Sometimes, when we look at ancient heresies it helps us see with clarity errors in our own day. As we said, these specific heresies have long since faded into the dust of history. However, sometimes in our modern age you can find similar points of overlap. So when a modern day preacher states we should unhitch ourselves from the Old Testament, he formally may not be a Marcionite, but there is something Marcion-like in his comment. The church rejected this kind of thinking in the second century and we should reject it today. Similarly, like the Gnostic error, we should be wary of dualism that radically separates the physical from the spiritual, after all our ultimate hope as Christians is the resurrection of the body.
The church will always encounter false teaching and heresy. Being aware of our history can help us combat the errors we see today. It can give us a sense of perspective as we pursue faithfulness to the Word of God.
Michael Kruger, Christianity at the Crossroads: How the Second Century Shaped the Future of the Church (London: SPCK, 2017).
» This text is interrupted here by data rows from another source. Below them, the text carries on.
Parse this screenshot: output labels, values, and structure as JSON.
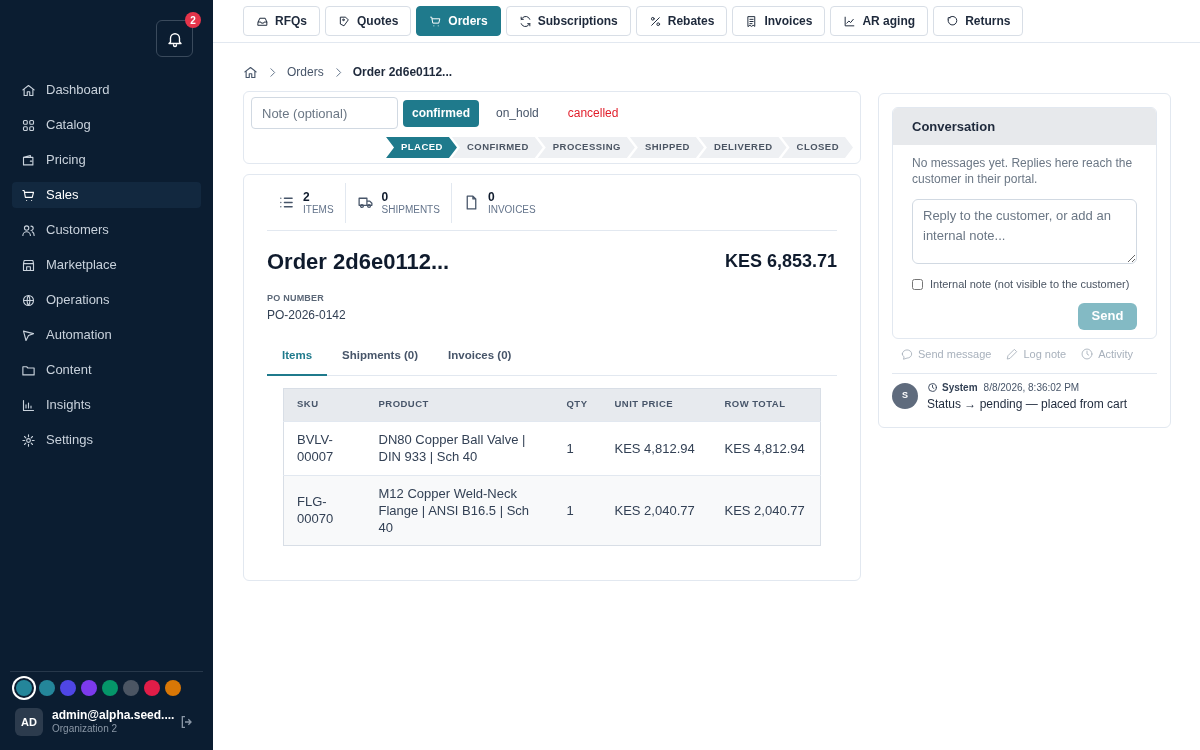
{
  "notifications": {
    "count": "2"
  },
  "sidebar": {
    "items": [
      {
        "label": "Dashboard",
        "selected": false
      },
      {
        "label": "Catalog",
        "selected": false
      },
      {
        "label": "Pricing",
        "selected": false
      },
      {
        "label": "Sales",
        "selected": true
      },
      {
        "label": "Customers",
        "selected": false
      },
      {
        "label": "Marketplace",
        "selected": false
      },
      {
        "label": "Operations",
        "selected": false
      },
      {
        "label": "Automation",
        "selected": false
      },
      {
        "label": "Content",
        "selected": false
      },
      {
        "label": "Insights",
        "selected": false
      },
      {
        "label": "Settings",
        "selected": false
      }
    ],
    "theme_colors": [
      {
        "color": "#24869a",
        "selected": true
      },
      {
        "color": "#24869a",
        "selected": false
      },
      {
        "color": "#4f46e5",
        "selected": false
      },
      {
        "color": "#7c3aed",
        "selected": false
      },
      {
        "color": "#059669",
        "selected": false
      },
      {
        "color": "#4b5563",
        "selected": false
      },
      {
        "color": "#e11d48",
        "selected": false
      },
      {
        "color": "#d97706",
        "selected": false
      }
    ],
    "user": {
      "initials": "AD",
      "email": "admin@alpha.seed....",
      "org": "Organization 2"
    }
  },
  "tabs": [
    {
      "label": "RFQs",
      "selected": false
    },
    {
      "label": "Quotes",
      "selected": false
    },
    {
      "label": "Orders",
      "selected": true
    },
    {
      "label": "Subscriptions",
      "selected": false
    },
    {
      "label": "Rebates",
      "selected": false
    },
    {
      "label": "Invoices",
      "selected": false
    },
    {
      "label": "AR aging",
      "selected": false
    },
    {
      "label": "Returns",
      "selected": false
    }
  ],
  "breadcrumb": [
    "Orders",
    "Order 2d6e0112..."
  ],
  "status_panel": {
    "note": {
      "placeholder": "Note (optional)"
    },
    "actions": [
      {
        "label": "confirmed",
        "kind": "primary"
      },
      {
        "label": "on_hold",
        "kind": "plain"
      },
      {
        "label": "cancelled",
        "kind": "danger"
      }
    ],
    "steps": [
      {
        "label": "PLACED",
        "selected": true
      },
      {
        "label": "CONFIRMED",
        "selected": false
      },
      {
        "label": "PROCESSING",
        "selected": false
      },
      {
        "label": "SHIPPED",
        "selected": false
      },
      {
        "label": "DELIVERED",
        "selected": false
      },
      {
        "label": "CLOSED",
        "selected": false
      }
    ]
  },
  "order": {
    "stats": [
      {
        "value": "2",
        "label": "ITEMS"
      },
      {
        "value": "0",
        "label": "SHIPMENTS"
      },
      {
        "value": "0",
        "label": "INVOICES"
      }
    ],
    "title": "Order 2d6e0112...",
    "total": "KES 6,853.71",
    "po_label": "PO NUMBER",
    "po_number": "PO-2026-0142",
    "tabs": [
      {
        "label": "Items",
        "selected": true
      },
      {
        "label": "Shipments (0)",
        "selected": false
      },
      {
        "label": "Invoices (0)",
        "selected": false
      }
    ],
    "table": {
      "columns": [
        "SKU",
        "PRODUCT",
        "QTY",
        "UNIT PRICE",
        "ROW TOTAL"
      ],
      "rows": [
        [
          "BVLV-00007",
          "DN80 Copper Ball Valve | DIN 933 | Sch 40",
          "1",
          "KES 4,812.94",
          "KES 4,812.94"
        ],
        [
          "FLG-00070",
          "M12 Copper Weld-Neck Flange | ANSI B16.5 | Sch 40",
          "1",
          "KES 2,040.77",
          "KES 2,040.77"
        ]
      ]
    }
  },
  "conversation": {
    "title": "Conversation",
    "empty_text": "No messages yet. Replies here reach the customer in their portal.",
    "reply": {
      "placeholder": "Reply to the customer, or add an internal note..."
    },
    "internal_note": {
      "label": "Internal note (not visible to the customer)",
      "checked": false
    },
    "send": {
      "label": "Send",
      "disabled": true
    },
    "modes": [
      "Send message",
      "Log note",
      "Activity"
    ],
    "activity": [
      {
        "avatar": "S",
        "author": "System",
        "time": "8/8/2026, 8:36:02 PM",
        "text": "Status → pending — placed from cart"
      }
    ]
  }
}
Tim Bertolet is a graduate of Lancaster Bible College and Westminster Theological Seminary. He earned his Ph.D. from the University of Pretoria, South Africa. He is an ordained pastor in the Bible Fellowship Church, currently serving as pastor of Faith Bible Fellowship Church in York, Pa. He is a husband and father of four daughters. You can follow him on Twitter @tim_bertolet.